The word “transparency” is like a two-sided coin. One side is the duty of the county government to strive for transparency to the people we serve while the other is the expectation of transparency from the Press.
First, I would like to address the transparency that is the responsibility of my position as Mayor of Johnson County. Transparency in government typically means that elected officials have an obligation to communicate to our citizens, be accountable for how we spend taxpayers’ dollars, and make public records more accessible to them. What transparency does not mean is sharing information that is not complete, part of an active investigation, or in such a way that causes harm to a person or persons.
In the aforementioned Op/Ed, I was personally called out by its author as withholding information from the public. For the record, our office provided an official statement regarding this matter to The Tomahawk, as well as other local media and to the public at large. Since the incident referred to in the article published by the newspaper involved a judge and a courthouse staff member, two actions had to occur to ensure both received due process under the law.
Regarding the judge: the appropriate action was for the matter to be investigated by the Judicial Conduct Board. To ensure that the investigation was not impeded, my office respected their position to allow this branch of government to handle the issue according to their protocols. As of the writing of this response, I have not been contacted, interviewed, or updated by the Judicial Conduct Board or Tennessee Bureau of Investigation regarding the judge or the incident.
As the matter relates to the courthouse employee who was involved, transparency does not include sharing information that could defame that individual. With any incident involving cases of alleged wrongdoing, county staff must be given the right to have his or her individual situation reviewed in a fair, professional and private matter. To determine the truth and ensure a fair outcome for the employee and the county government office, a review should always be conducted. A release of partial information to any media source or public forum would violate an employee’s due process.
While journalists may view any statement regarding “personnel matters” as an attempt to avoid their version of transparency, the simple truth is that by not following the laws regarding employee discipline and the right to due process, the County could be subject to litigation that could provide costly for taxpayers. This is an issue that all employers face and we have an obligation to respond accordingly.
Secondly, as mentioned at the onset of this response, I would like to flip the coin over and share my experience as it relates to transparency from the press. I have explained why we had to respond the way that we have regarding this matter and why no additional information has been released as of this date. When the investigation has been completed, it will be the responsibility of the Judicial Conduct Board to respond to the public regarding the incident involving the judge.

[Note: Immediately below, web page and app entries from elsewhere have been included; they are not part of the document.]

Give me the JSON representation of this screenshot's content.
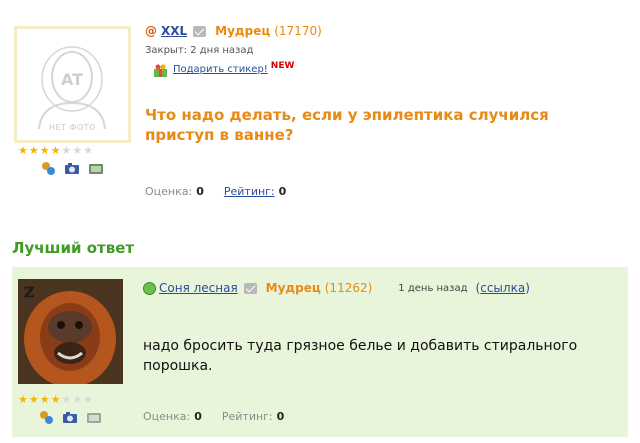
{
  "question": {
    "author": "XXL",
    "rank": "Мудрец",
    "score": "(17170)",
    "closed": "Закрыт: 2 дня назад",
    "gift_link": "Подарить стикер!",
    "new_badge": "NEW",
    "title": "Что надо делать, если у эпилептика случился приступ в ванне?",
    "avatar_placeholder": "НЕТ ФОТО",
    "rating_label": "Оценка:",
    "rating_value": "0",
    "rank_label": "Рейтинг:",
    "rank_value": "0",
    "stars": 4
  },
  "best_answer": {
    "heading": "Лучший ответ",
    "author": "Соня лесная",
    "rank": "Мудрец",
    "score": "(11262)",
    "time": "1 день назад",
    "link": "ссылка",
    "text": "надо бросить туда грязное белье и добавить стирального порошка.",
    "rating_label": "Оценка:",
    "rating_value": "0",
    "rank_label": "Рейтинг:",
    "rank_value": "0",
    "stars": 4
  },
  "colors": {
    "accent_orange": "#e88a13",
    "link_blue": "#2a4d9b",
    "best_green": "#3f9a26",
    "answer_bg": "#e9f5db"
  }
}
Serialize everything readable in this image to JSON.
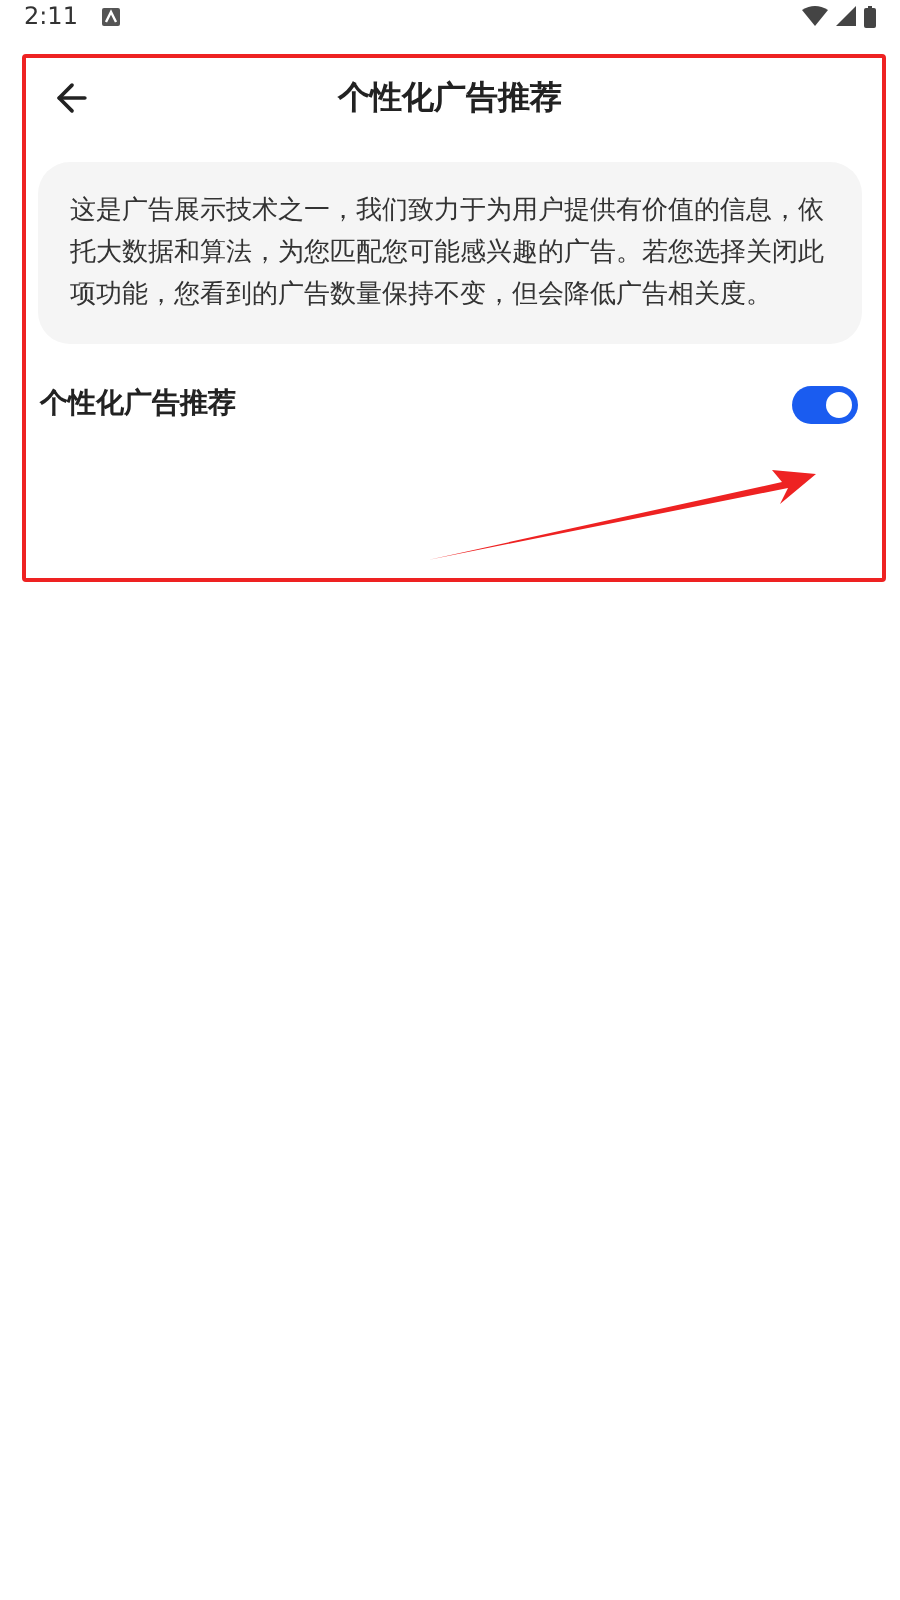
{
  "status_bar": {
    "time": "2:11"
  },
  "header": {
    "title": "个性化广告推荐"
  },
  "description": "这是广告展示技术之一，我们致力于为用户提供有价值的信息，依托大数据和算法，为您匹配您可能感兴趣的广告。若您选择关闭此项功能，您看到的广告数量保持不变，但会降低广告相关度。",
  "setting": {
    "label": "个性化广告推荐",
    "on": true
  }
}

During the past month since the occurrence, multiple complaints have been shared to my office by courthouse staff who have felt harassed by the reporter covering this story. Not only have they received numerous calls at work during business hours but contacted on their personal cell phones after hours. These are hard-working, hourly staff members seek nothing more than to do their jobs on behalf of the citizens of Johnson County. They were not involved in the matter, did not have first-hand knowledge of the incident, and did not want to say anything that would jeopardize the investigation. This placed staff in an awkward and stressful situation.
Since the reporter for this piece had stated about a month ago that he was in receipt of information and proof from various sources regarding the incident, as well as the identity of the parties involved, perhaps his lack of transparency should also be examined. If he, indeed, had the information he needed to publish his story, as he stated, why didn’t he? If his information was credible, but he decided not to publish his story, was he the one keeping the details from his readers? Or, perhaps, by having courthouse staff to “quote” would he have convenient people to blame should his story result in adverse reactions? We can only draw conclusions based on his reaction and diatribe in his Op/Ed.
Our county government has three branches: Executive, Legislative and Judicial. As it relates to the office for which I serve as Mayor, the Executive Branch, we will always strive for transparency and accountability to the people we serve. We will continue to focus our time, energy, and resources on the needs of the people of Johnson County.
Larry Potter, Mayor
Johnson County, TN